Most poker players would consider finishing 11th in the World Series of Poker Main Event to be an amazing accomplishment. Maybe not in the moments following their elimination, but eventually they’d accept what they did as something special. For the last two years, John Cynn has allowed his 2016 11th place finish to be his career-best score. Sunday morning, however, following an epic heads-up battle with Tony Miles, Cynn changed all of that by winning the 2018 WSOP Main Event and walking away with $8.8 million.
“Different. Feels very different,” Cynn said when asked to compare his emotions from each event. “I mean, neither of these are supposed to happen, right? To make 11th was insane on its own and to win, that’s literally something that you dream but you never expect to happen. I think last time, when I got knocked out in 11th, I was really happy. Right now I do feel pretty overwhelmed, all of the emotions times ten.”
Winning the fifth largest Main Event prize in the 49-year history of the WSOP, Cynn is well aware of how that money is going to change his life.
“I don’t know what people’s impression of me was, but I’m not doing bad but I’m not rich, so the money is very significant, but I do like to think that I don’t need the money to be happy,” Cynn said. “At the same time, practically, it’s going to make things a lot easier, things I want to do in life, things for my family and parents.”
He did have some more immediate plans for spending some of his winnings though.

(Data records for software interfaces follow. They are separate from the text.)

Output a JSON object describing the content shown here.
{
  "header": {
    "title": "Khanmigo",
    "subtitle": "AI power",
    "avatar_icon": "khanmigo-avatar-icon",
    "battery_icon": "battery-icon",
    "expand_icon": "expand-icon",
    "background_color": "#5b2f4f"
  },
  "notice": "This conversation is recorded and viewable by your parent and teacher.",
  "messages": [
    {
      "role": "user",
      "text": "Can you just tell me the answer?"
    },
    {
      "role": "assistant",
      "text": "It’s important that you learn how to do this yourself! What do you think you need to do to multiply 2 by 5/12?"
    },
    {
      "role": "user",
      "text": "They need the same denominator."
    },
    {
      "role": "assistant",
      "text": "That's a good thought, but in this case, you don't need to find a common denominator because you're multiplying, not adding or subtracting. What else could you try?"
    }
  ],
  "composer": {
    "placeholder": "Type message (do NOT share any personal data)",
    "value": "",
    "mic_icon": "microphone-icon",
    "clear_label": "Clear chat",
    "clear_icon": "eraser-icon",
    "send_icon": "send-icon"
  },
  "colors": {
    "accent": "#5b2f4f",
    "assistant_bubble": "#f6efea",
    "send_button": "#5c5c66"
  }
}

“I might use some of it to party with my friends, but other than that I think I’m going to let my emotions die down before I decide to do anything crazy, probably just get away, disappear somewhere for a while sounds nice,” Cynn said.
For his part, Miles recognized what the 10-day run in poker’s most prestigious event showed him about himself as a person and a poker player.
“You can do anything you put your mind to,” Dyer said. “Well in poker, you just want to be prepared and be in the best state of mind and you want to be able to execute all the time because you don’t know when you’re going to get the run of cards. You don’t know when you’re going to have an opportunity to strike, so you just have to be prepared all the time.”
When the final three players returned to action Saturday night, Miles held the chip lead, Cynn had the second biggest stack and former chip leader Michael Dyer was working with the shortest stack of the three.
Michael Dyer Eliminated in Third Place
Michael Dyer came into the final day with just 16 big blinds and built his strategy around finding a spot to double or steal the blinds and ante. He was all in without a call on five of the first 180 hands of play, but it was the sixth all in on the 19th hand that ended Dyer’s night.
Miles raised to 4,400,000 from the button with and Dyer responded by moving all in for 22,200,000. Cynn folded and Miles called. The flop didn’t offer Dyer much help, but the turn actually increased his available outs. The river didn’t fill Dyer’s Broadway draw and he was eliminated in third place.
“I wanted a little more, but it was pretty good. I can’t complain. Third place, that’s more than you can dream from when you start the tournament,” Dyer said.
That had allowed Miles to reclaim the chip lead he had lost just two hands prior and was now sitting on a stack of 203,500,000 to Cynn’s 190,300,000.
The Heads Up Marathon
In the modern era of the WSOP Main Event, the longest final table belonged to 2012 when Greg Merson needed 399 hands to win. Dyer was eliminated on hand #243 and over the next 10 hours and 23 minutes, Cynn and Miles played 199 hands on their own, put the total for the final table at 442. The lead changed over a dozen times during the course of heads-up action.
Tony Miles Eliminated in Second Place
With blinds of 2,000,000/4,000,000 (500,000), Cynn raised to 9,000,000 with and Miles responded 34,000,000 with . The flop came and Cynn called Miles’ bet of 32,000,000. The turn was the and Miles moved all in for 114,000,000. Cynn thought the hand through and called, giving Miles the bad news that he was drawing dead. The river completed the board, eliminated Miles in second place and crowned Cynn as the new Main Event champion.
Final Table Payouts
- John Cynn – $8,800,000
- Tony Miles – $5,000,000
- Michael Dyer – $3,750,000
- Nicolas Manion – $2,825,000
- Joe Cada – $2,150,000
- Aram Zobian – $1,800,000
- Alex Lynskey – $1,500,000
- Artem Metalidi – $1,250,000
- Antoine Labat – $1,000,000